Goal of the exercise:
Pictures aside, please retype the whole listing word for word.

Extracted records below:

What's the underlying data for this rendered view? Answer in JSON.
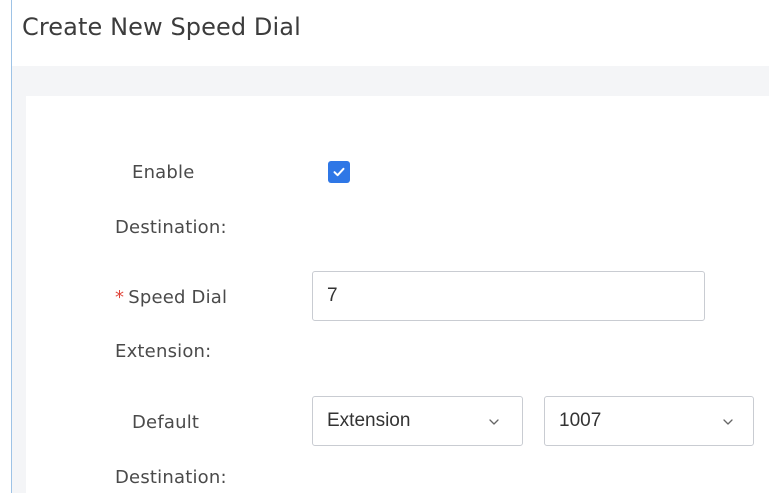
{
  "dialog": {
    "title": "Create New Speed Dial"
  },
  "form": {
    "enable_destination": {
      "label_line1": "Enable",
      "label_line2": "Destination:",
      "checked": true
    },
    "speed_dial_extension": {
      "required_mark": "*",
      "label_line1": "Speed Dial",
      "label_line2": "Extension:",
      "value": "7"
    },
    "default_destination": {
      "label_line1": "Default",
      "label_line2": "Destination:",
      "type_value": "Extension",
      "target_value": "1007"
    }
  },
  "icons": {
    "checkbox": "check-icon",
    "dropdown": "chevron-down-icon"
  },
  "colors": {
    "accent": "#2f77e6",
    "required": "#e0463b",
    "border": "#c9ccd2"
  }
}
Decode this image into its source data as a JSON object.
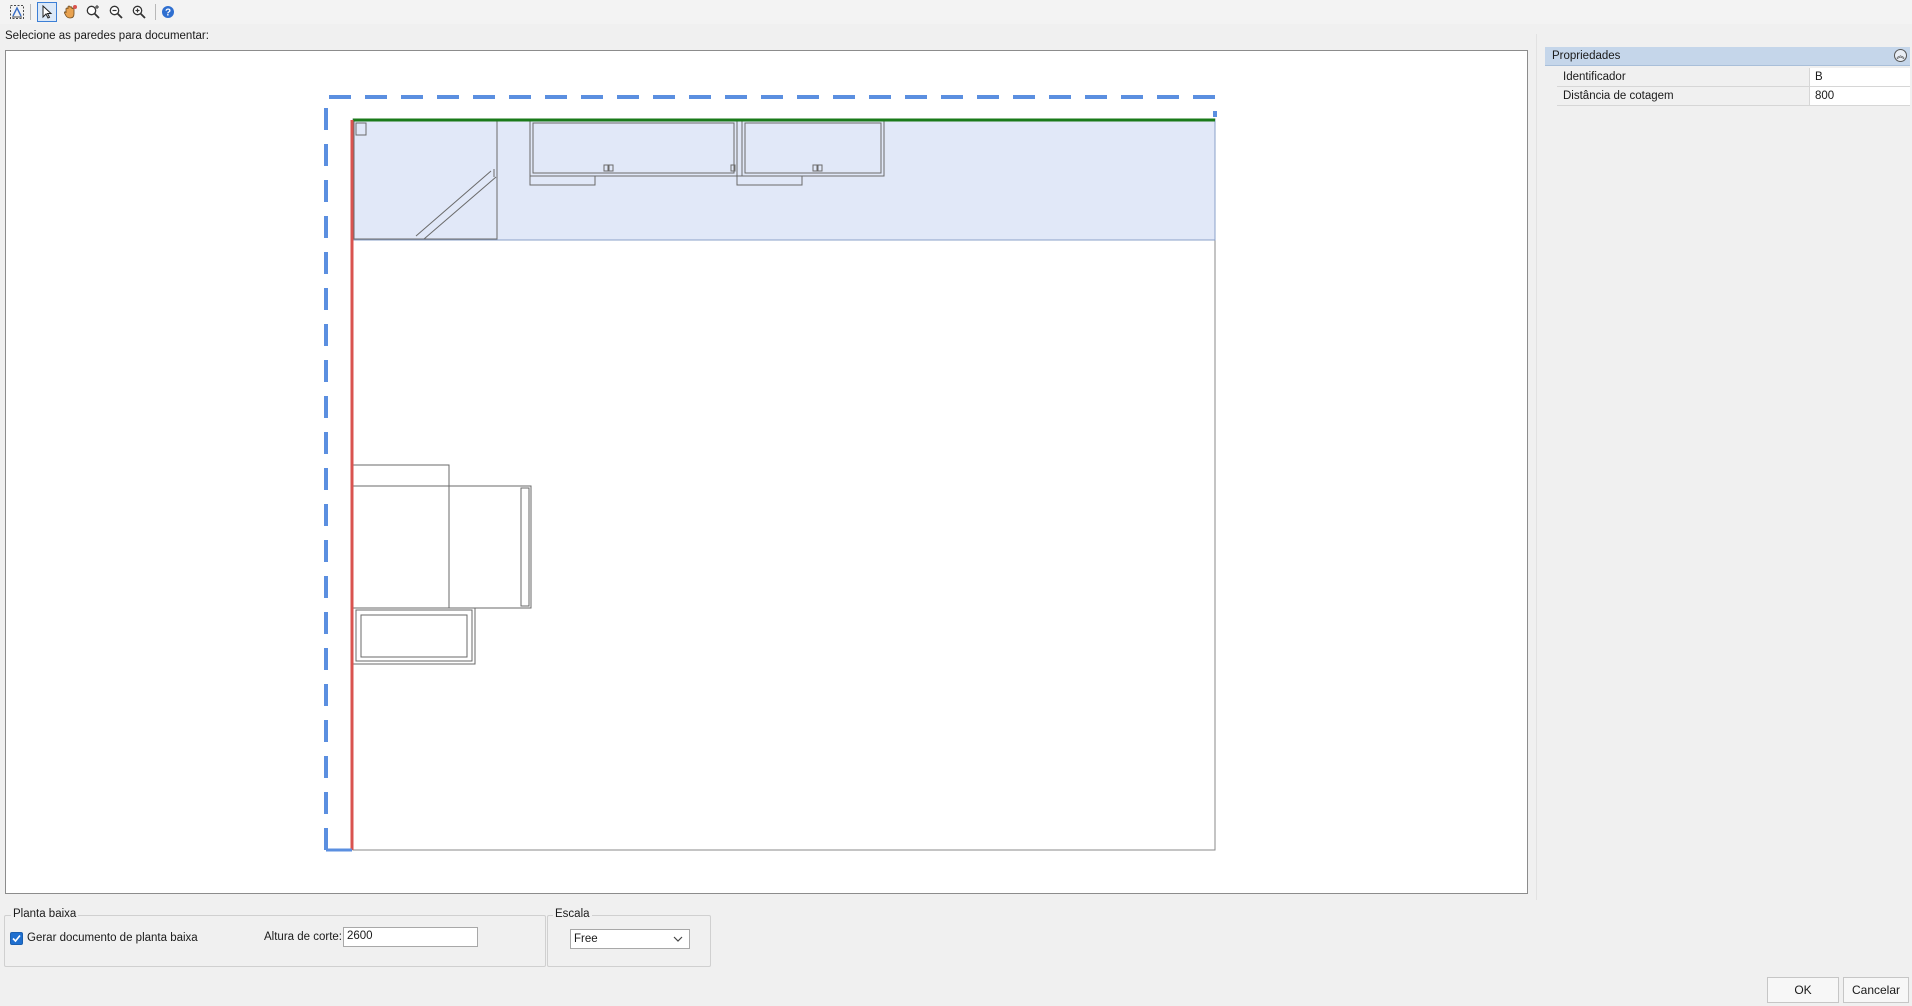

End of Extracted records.

Exercise solution:
What's the underlying data for this rendered view? Answer in JSON.
{
  "dialog": {
    "title": "Create New Speed Dial"
  },
  "form": {
    "enable_destination": {
      "label_line1": "Enable",
      "label_line2": "Destination:",
      "checked": true
    },
    "speed_dial_extension": {
      "required_mark": "*",
      "label_line1": "Speed Dial",
      "label_line2": "Extension:",
      "value": "7"
    },
    "default_destination": {
      "label_line1": "Default",
      "label_line2": "Destination:",
      "type_value": "Extension",
      "target_value": "1007"
    }
  },
  "icons": {
    "checkbox": "check-icon",
    "dropdown": "chevron-down-icon"
  },
  "colors": {
    "accent": "#2f77e6",
    "required": "#e0463b",
    "border": "#c9ccd2"
  }
}
Decode this image into its source data as a JSON object.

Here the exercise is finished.